## Exercise details
The records below are to be repeated exactly, and their pictures left out.
◆ ◆ ◆ ◆ ◆ ◆ ◆
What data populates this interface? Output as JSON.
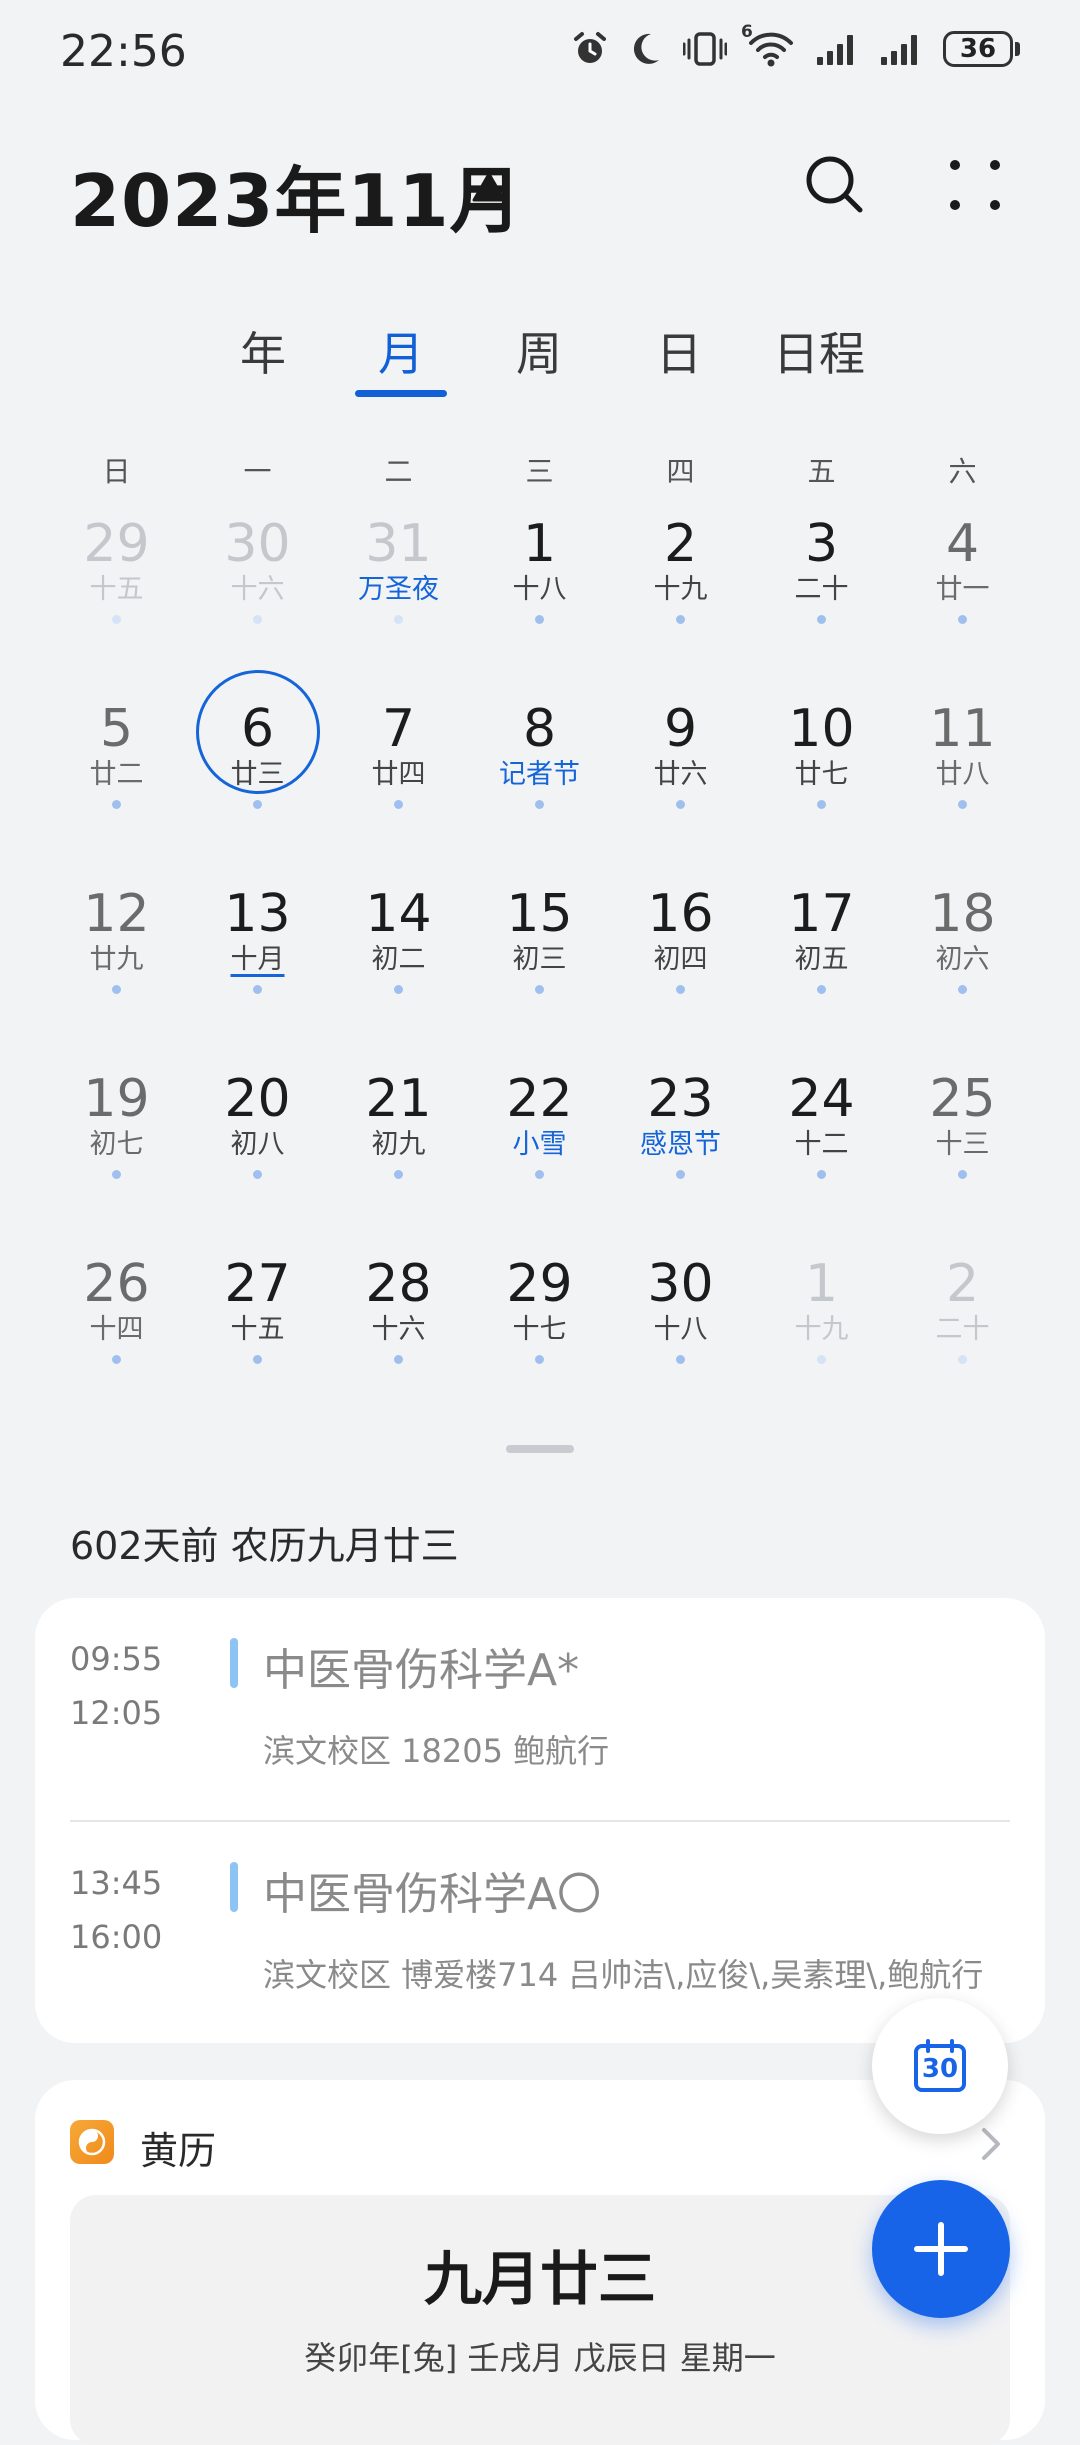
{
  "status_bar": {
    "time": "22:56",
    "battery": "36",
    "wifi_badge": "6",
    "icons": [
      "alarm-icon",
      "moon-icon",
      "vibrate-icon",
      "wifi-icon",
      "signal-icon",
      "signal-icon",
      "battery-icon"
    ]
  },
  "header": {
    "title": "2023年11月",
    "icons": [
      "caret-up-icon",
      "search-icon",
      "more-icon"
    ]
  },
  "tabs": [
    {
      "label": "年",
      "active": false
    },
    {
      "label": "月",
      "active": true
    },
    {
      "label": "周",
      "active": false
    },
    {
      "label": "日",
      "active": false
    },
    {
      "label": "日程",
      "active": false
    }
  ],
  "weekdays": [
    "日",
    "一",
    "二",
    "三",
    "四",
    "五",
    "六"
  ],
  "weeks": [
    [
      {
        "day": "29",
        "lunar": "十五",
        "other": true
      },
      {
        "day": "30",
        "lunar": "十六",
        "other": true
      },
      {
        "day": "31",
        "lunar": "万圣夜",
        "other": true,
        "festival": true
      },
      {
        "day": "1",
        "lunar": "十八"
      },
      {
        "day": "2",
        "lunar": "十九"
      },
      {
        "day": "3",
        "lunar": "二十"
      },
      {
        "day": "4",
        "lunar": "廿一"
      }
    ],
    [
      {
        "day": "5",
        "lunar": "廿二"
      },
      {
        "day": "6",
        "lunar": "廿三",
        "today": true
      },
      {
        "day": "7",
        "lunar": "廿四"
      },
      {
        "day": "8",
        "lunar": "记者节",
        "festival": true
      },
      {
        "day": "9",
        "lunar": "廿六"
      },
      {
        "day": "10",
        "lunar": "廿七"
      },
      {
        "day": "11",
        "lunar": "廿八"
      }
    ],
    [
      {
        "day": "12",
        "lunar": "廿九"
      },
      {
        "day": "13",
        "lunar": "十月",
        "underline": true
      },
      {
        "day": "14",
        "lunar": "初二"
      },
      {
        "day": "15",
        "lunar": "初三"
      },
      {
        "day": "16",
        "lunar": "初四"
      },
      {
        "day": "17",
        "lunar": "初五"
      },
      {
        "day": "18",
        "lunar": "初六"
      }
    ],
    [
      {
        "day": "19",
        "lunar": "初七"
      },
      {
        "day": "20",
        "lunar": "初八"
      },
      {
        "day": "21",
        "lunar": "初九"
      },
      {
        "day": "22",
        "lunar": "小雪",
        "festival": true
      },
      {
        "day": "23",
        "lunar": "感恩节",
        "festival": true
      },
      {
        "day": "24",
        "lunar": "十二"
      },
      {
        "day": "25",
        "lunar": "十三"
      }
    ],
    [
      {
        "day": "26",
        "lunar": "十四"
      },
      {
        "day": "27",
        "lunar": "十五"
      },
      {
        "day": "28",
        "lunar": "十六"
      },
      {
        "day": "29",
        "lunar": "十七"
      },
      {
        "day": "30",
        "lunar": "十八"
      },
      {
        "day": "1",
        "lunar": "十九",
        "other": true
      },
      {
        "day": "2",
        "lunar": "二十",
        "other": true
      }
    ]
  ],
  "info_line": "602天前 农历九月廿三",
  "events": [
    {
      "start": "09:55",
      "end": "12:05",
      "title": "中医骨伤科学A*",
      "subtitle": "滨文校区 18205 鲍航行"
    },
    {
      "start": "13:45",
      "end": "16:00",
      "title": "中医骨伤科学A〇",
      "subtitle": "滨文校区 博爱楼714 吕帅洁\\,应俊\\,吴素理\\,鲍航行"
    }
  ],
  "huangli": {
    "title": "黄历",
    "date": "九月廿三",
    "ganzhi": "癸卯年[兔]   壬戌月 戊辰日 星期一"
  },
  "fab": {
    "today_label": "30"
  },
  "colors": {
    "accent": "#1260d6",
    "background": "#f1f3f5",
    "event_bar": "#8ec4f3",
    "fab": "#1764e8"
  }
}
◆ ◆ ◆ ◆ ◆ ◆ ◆
## Written solution
What data populates this interface? Output as JSON.
{
  "status_bar": {
    "time": "22:56",
    "battery": "36",
    "wifi_badge": "6",
    "icons": [
      "alarm-icon",
      "moon-icon",
      "vibrate-icon",
      "wifi-icon",
      "signal-icon",
      "signal-icon",
      "battery-icon"
    ]
  },
  "header": {
    "title": "2023年11月",
    "icons": [
      "caret-up-icon",
      "search-icon",
      "more-icon"
    ]
  },
  "tabs": [
    {
      "label": "年",
      "active": false
    },
    {
      "label": "月",
      "active": true
    },
    {
      "label": "周",
      "active": false
    },
    {
      "label": "日",
      "active": false
    },
    {
      "label": "日程",
      "active": false
    }
  ],
  "weekdays": [
    "日",
    "一",
    "二",
    "三",
    "四",
    "五",
    "六"
  ],
  "weeks": [
    [
      {
        "day": "29",
        "lunar": "十五",
        "other": true
      },
      {
        "day": "30",
        "lunar": "十六",
        "other": true
      },
      {
        "day": "31",
        "lunar": "万圣夜",
        "other": true,
        "festival": true
      },
      {
        "day": "1",
        "lunar": "十八"
      },
      {
        "day": "2",
        "lunar": "十九"
      },
      {
        "day": "3",
        "lunar": "二十"
      },
      {
        "day": "4",
        "lunar": "廿一"
      }
    ],
    [
      {
        "day": "5",
        "lunar": "廿二"
      },
      {
        "day": "6",
        "lunar": "廿三",
        "today": true
      },
      {
        "day": "7",
        "lunar": "廿四"
      },
      {
        "day": "8",
        "lunar": "记者节",
        "festival": true
      },
      {
        "day": "9",
        "lunar": "廿六"
      },
      {
        "day": "10",
        "lunar": "廿七"
      },
      {
        "day": "11",
        "lunar": "廿八"
      }
    ],
    [
      {
        "day": "12",
        "lunar": "廿九"
      },
      {
        "day": "13",
        "lunar": "十月",
        "underline": true
      },
      {
        "day": "14",
        "lunar": "初二"
      },
      {
        "day": "15",
        "lunar": "初三"
      },
      {
        "day": "16",
        "lunar": "初四"
      },
      {
        "day": "17",
        "lunar": "初五"
      },
      {
        "day": "18",
        "lunar": "初六"
      }
    ],
    [
      {
        "day": "19",
        "lunar": "初七"
      },
      {
        "day": "20",
        "lunar": "初八"
      },
      {
        "day": "21",
        "lunar": "初九"
      },
      {
        "day": "22",
        "lunar": "小雪",
        "festival": true
      },
      {
        "day": "23",
        "lunar": "感恩节",
        "festival": true
      },
      {
        "day": "24",
        "lunar": "十二"
      },
      {
        "day": "25",
        "lunar": "十三"
      }
    ],
    [
      {
        "day": "26",
        "lunar": "十四"
      },
      {
        "day": "27",
        "lunar": "十五"
      },
      {
        "day": "28",
        "lunar": "十六"
      },
      {
        "day": "29",
        "lunar": "十七"
      },
      {
        "day": "30",
        "lunar": "十八"
      },
      {
        "day": "1",
        "lunar": "十九",
        "other": true
      },
      {
        "day": "2",
        "lunar": "二十",
        "other": true
      }
    ]
  ],
  "info_line": "602天前 农历九月廿三",
  "events": [
    {
      "start": "09:55",
      "end": "12:05",
      "title": "中医骨伤科学A*",
      "subtitle": "滨文校区 18205 鲍航行"
    },
    {
      "start": "13:45",
      "end": "16:00",
      "title": "中医骨伤科学A〇",
      "subtitle": "滨文校区 博爱楼714 吕帅洁\\,应俊\\,吴素理\\,鲍航行"
    }
  ],
  "huangli": {
    "title": "黄历",
    "date": "九月廿三",
    "ganzhi": "癸卯年[兔]   壬戌月 戊辰日 星期一"
  },
  "fab": {
    "today_label": "30"
  },
  "colors": {
    "accent": "#1260d6",
    "background": "#f1f3f5",
    "event_bar": "#8ec4f3",
    "fab": "#1764e8"
  }
}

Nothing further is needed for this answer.